यद्वा जयेम यदि वा नो जयेयु: |
यानेव हत्वा न जिजीविषाम
स्तेऽवस्थिता: प्रमुखे धार्तराष्ट्रा: || 6||
na chaitadvidmaḥ kataranno garīyo
yadvā jayema yadi vā no jayeyuḥ
yāneva hatvā na jijīviṣhāmas
te ’vasthitāḥ pramukhe dhārtarāṣhṭrāḥ
na—not; cha—and; etat—this; vidmaḥ—we know; katarat—which; naḥ—for us; garīyaḥ—is preferable; yat vā—whether; jayema—we may conquer; yadi—if; vā—or; naḥ—us; jayeyuḥ—they may conquer; yān—whom; eva—certainly; hatvā—after killing; na—not; jijīviṣhāmaḥ—we desire to live; te—they; avasthitāḥ—are standing; pramukhe—before us; dhārtarāṣhṭrāḥ—the sons of Dhritarashtra
We do not know which would be the better for us: that we should conquer them or they should conquer us. Arrayed against us stand the very sons of Dhritarāshtra, after slaying whom we should not wish to live.
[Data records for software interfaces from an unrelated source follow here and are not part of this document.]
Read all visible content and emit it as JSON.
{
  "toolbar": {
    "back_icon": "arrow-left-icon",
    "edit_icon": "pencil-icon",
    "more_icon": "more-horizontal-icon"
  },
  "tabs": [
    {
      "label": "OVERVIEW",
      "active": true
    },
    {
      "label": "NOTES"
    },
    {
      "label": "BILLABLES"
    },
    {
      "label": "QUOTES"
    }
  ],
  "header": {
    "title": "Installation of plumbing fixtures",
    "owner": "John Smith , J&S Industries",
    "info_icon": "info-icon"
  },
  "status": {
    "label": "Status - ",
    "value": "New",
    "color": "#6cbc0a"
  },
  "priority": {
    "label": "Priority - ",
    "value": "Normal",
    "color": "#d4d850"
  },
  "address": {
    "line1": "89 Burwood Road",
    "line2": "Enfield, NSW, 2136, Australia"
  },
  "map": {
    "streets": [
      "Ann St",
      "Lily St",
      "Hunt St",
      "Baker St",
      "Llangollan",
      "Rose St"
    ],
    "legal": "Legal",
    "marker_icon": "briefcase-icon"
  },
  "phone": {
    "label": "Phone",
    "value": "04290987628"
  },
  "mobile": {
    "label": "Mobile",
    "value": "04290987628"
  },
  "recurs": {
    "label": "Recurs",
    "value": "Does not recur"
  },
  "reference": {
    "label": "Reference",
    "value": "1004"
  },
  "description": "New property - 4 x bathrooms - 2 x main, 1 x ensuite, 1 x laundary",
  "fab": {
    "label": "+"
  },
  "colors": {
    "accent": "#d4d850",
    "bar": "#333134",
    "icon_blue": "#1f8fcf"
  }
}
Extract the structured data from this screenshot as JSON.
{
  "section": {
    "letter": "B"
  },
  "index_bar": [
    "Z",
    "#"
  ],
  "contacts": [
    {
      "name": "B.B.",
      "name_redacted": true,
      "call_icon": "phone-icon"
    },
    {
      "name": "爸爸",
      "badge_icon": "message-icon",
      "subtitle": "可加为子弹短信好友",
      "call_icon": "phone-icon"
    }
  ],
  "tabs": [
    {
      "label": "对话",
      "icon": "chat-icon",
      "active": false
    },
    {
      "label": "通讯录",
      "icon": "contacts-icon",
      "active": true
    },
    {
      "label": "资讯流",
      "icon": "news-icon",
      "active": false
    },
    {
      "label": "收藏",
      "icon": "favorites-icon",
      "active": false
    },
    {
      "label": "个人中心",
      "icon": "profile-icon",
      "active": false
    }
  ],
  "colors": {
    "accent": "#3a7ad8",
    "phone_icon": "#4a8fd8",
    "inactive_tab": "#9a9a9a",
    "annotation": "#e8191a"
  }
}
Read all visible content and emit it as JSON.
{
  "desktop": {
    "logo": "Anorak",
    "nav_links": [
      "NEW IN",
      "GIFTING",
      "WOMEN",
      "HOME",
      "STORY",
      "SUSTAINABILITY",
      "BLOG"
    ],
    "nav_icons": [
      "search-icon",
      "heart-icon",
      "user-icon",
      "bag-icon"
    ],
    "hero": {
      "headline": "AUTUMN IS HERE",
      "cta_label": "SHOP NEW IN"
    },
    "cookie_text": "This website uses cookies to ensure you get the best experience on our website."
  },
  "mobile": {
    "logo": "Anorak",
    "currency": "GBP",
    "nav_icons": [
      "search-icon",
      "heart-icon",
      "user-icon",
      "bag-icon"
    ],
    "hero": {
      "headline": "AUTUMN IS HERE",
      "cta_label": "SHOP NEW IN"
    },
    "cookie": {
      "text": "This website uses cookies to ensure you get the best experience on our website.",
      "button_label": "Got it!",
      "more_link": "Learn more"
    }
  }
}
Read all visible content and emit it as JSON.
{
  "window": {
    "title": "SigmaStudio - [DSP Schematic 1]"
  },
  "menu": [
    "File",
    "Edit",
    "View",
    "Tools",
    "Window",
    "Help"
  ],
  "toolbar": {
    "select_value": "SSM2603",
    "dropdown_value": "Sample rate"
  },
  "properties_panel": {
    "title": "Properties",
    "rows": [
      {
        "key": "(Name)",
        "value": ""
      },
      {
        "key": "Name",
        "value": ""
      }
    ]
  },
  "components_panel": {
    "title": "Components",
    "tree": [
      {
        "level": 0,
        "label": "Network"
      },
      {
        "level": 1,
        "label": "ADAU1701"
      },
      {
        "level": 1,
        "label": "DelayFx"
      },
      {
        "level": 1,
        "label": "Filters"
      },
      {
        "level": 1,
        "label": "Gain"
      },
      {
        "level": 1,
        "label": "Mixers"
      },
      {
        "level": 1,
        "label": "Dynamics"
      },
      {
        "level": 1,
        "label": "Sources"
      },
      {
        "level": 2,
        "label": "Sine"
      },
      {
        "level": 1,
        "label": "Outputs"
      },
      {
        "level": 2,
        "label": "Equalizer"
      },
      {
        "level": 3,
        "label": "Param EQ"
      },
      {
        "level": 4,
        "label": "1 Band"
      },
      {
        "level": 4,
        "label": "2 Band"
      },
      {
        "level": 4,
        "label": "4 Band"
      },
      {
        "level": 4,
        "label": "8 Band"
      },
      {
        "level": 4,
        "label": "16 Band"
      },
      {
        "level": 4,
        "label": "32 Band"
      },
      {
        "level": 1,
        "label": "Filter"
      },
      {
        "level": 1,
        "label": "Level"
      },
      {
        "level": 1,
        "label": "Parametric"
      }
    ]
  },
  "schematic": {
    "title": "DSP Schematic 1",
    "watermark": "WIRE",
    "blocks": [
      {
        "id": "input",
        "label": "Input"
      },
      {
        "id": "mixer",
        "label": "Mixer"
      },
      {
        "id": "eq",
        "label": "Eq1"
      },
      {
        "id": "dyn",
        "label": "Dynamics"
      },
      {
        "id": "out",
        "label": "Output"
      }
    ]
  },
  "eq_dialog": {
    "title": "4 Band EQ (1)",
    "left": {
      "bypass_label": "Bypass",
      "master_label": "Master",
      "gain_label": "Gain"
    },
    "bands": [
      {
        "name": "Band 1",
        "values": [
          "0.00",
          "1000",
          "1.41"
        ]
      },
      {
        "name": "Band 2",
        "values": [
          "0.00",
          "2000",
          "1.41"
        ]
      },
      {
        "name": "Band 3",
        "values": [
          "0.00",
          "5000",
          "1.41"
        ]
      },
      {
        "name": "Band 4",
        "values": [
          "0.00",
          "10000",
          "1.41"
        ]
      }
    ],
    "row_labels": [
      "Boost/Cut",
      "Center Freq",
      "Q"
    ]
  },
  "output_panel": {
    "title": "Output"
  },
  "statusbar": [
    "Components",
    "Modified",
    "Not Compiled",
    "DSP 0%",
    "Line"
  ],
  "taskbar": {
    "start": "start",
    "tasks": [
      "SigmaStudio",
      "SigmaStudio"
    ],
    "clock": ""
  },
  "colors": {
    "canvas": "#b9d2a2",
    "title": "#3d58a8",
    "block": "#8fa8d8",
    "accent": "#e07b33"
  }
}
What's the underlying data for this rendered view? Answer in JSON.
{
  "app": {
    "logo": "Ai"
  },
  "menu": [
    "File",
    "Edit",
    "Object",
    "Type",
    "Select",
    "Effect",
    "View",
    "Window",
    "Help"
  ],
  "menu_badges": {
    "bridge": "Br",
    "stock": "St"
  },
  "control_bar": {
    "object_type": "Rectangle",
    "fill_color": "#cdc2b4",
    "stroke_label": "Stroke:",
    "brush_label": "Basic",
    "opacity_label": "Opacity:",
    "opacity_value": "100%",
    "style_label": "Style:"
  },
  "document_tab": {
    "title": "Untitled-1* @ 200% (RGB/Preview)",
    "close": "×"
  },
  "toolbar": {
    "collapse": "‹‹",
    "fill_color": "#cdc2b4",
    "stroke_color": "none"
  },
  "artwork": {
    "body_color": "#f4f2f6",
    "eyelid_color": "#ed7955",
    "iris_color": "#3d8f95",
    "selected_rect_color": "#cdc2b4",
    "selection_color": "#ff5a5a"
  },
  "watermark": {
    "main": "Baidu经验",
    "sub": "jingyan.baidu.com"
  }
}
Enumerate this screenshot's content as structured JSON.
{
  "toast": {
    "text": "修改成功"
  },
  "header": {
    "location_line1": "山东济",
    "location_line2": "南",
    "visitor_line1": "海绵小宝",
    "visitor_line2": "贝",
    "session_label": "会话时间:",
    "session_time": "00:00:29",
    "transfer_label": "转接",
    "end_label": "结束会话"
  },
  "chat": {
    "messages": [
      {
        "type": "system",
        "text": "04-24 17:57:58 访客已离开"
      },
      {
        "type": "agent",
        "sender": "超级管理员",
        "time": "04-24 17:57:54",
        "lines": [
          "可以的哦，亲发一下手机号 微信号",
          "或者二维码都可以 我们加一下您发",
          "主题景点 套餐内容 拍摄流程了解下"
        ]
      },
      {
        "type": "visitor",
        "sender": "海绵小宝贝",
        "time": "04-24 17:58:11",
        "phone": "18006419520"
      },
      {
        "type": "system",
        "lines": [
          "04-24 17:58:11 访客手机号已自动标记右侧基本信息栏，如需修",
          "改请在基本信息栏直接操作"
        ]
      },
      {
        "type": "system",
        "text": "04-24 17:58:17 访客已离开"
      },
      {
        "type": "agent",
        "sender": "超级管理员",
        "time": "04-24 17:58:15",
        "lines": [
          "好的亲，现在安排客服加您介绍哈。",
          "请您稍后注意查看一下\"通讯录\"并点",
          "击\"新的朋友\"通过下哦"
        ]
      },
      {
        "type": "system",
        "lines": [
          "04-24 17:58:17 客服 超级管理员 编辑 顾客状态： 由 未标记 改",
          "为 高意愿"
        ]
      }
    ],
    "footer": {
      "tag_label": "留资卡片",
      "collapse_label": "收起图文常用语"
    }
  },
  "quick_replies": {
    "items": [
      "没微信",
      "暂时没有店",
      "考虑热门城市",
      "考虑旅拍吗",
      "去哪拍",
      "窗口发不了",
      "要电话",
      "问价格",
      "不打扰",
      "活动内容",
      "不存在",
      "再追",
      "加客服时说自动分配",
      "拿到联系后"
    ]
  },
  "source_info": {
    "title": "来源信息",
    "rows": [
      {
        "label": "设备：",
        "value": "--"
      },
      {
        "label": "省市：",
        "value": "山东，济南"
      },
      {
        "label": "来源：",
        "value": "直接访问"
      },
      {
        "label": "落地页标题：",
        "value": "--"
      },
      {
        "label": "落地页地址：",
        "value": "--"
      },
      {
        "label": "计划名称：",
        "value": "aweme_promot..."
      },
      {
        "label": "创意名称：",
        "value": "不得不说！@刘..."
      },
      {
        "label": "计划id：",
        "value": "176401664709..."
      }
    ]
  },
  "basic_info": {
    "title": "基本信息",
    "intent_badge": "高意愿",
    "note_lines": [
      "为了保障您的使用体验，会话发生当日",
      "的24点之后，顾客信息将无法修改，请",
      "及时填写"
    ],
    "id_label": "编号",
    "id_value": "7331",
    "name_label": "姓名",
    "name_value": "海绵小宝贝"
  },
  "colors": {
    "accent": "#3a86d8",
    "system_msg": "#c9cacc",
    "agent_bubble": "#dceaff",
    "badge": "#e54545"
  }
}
Here we see Arjuna move away from the all-or-nothing position of “I will not fight”. His hardline position morphed into a dilemma. And the dilemma was as follows: “Should I or should I not fight? I do not know which is correct.” This question is the fundamental question that provoked the message of the Gita that we shall see very shortly.
Here’s another important point. Arjuna’s teachers and elders were revered and respected by him, they gave him pleasure, but here they were in front of him, ready to kill him. Similarly, behind every pleasure-filled person, experience or object we encounter in life lies its negative aspect. This is an interesting insight about life. It is rare to find people, experiences or objects that give us pleasure all of the time. Here’s an example that resonates with us: a new house that was a source of joy in the beginning, will cause grief when one has to pay for its maintenance.❮ Previous Next ❯